I was sitting in Court last week waiting for the Judge to finish a case she was hearing so that I could seek an Ex-Parte Emergency Child Custody Order for my client. While waiting, I watched and listened to the trial taking place before me.
Apparently a former husband who was representing himself, pro se, had filed to reduce his child support and the former wife, who was represented by an attorney, had filed to hold him in contempt of court for non-payment of child support and had sought formal discovery from him which he had not supplied.
And then the husband said words to the effect of “your honor I have no money as I have spent over $250,000.00 in attorney fees over the past three years.” And then he related that he was representing himself because he was financially devastated and did not even have enough money to pay his accountant to file his taxes.
A quarter of a million dollars, in attorney fees!
I must admit our firm has never collected this amount of money from a single client for a divorce case. My first humorous thought was that I was not charging enough. And then I reflected on the seriousness of the case before me. This couple once had multiple properties, significant assets, a successful business and they lived well. Now the husband, if you believe him, has nothing. His properties went into foreclosure, his business was shut down because he could not pay creditors and his income gone. And I think I do believe him because he also told the judge that she should put him in jail because he had no more money to pay. But the wife certainly does not believe him and obviously distrusts him because she has her lawyer chasing documents in an attempt to prove he is hiding cash.
This case caused me to think about a Pyrrhic victory.
In 279 B.C., King Pyrrhus of Epirus, defeated the Romans at Heraclea and in 280 B.C. defeated the Romans at Asculum but his army suffered such irreplaceable casualties in winning that the win was a “loss” thus coining the phrase “Pyrrhic Victory.”
It would seem to me that this couple is like King Pyrrhus and the Romans. I am not sure whether the wife or the husband “won.” From what I heard in Court, it appeared both had lost a great deal. It appears that the scortched Earth policy that each took with the other resulted in neither having much of anything. Perhaps in the end only the attorneys won in the case I watched.
And this would seem to teach us a few things.
1) As attorneys, we need to be mindful of the cost/benefit of the actions we take for our clients and we need to educate our clients on this and include them in the decision making process;
2) Litigants need to take a step back and consider the whole picture; and
3) Avoid Pyrrhic victories.

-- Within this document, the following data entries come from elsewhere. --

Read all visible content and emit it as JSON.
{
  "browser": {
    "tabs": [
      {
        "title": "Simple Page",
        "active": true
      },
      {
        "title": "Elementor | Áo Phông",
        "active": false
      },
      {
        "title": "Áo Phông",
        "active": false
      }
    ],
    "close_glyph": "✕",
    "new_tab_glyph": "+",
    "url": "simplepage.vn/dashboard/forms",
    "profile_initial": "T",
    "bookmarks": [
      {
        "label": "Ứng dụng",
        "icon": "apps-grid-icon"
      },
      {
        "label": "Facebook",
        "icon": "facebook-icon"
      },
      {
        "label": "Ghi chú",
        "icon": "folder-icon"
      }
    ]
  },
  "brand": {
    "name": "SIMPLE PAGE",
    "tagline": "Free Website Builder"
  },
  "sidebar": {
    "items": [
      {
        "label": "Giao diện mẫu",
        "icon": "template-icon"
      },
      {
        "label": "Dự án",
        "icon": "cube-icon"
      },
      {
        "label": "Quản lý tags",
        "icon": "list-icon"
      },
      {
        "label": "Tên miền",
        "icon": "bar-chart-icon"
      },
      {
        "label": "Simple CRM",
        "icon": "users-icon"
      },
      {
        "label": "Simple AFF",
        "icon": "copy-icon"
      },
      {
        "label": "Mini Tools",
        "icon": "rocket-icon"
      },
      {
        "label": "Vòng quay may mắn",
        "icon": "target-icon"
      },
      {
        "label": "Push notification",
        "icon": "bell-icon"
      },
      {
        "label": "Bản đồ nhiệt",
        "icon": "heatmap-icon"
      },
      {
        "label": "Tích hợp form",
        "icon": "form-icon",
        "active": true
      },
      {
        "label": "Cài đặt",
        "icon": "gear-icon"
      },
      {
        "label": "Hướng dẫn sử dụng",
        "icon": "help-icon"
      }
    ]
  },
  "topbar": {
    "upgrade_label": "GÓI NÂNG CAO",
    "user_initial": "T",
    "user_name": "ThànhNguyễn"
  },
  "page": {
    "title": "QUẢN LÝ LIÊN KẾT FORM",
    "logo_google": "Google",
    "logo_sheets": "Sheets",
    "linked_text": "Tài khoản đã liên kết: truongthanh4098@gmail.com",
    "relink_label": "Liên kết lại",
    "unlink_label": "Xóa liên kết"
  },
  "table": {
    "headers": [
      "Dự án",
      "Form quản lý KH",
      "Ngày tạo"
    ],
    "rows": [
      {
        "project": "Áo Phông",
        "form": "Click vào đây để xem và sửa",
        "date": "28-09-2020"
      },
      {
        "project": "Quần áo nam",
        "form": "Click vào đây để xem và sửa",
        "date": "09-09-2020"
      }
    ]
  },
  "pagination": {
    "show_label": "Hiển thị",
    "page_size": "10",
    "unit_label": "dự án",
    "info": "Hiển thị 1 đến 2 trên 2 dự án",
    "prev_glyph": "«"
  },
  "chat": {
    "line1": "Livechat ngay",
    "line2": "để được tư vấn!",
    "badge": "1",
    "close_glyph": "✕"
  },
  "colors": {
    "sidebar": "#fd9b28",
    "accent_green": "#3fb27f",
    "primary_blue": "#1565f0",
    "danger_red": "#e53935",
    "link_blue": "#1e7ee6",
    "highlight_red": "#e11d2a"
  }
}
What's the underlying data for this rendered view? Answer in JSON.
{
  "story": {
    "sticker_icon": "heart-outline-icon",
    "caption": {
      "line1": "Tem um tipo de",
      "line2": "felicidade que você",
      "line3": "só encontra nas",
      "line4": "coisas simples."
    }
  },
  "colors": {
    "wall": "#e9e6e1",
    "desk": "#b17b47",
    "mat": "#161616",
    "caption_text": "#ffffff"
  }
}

As an end note, I am not a fan of collaborative law. In fact, I wrote a very negative review of collaborative law in 2009. If collaborative law is one extreme then a scortched Earth Pyrrhic victory is the other. The successful litigant falls somewhere in between.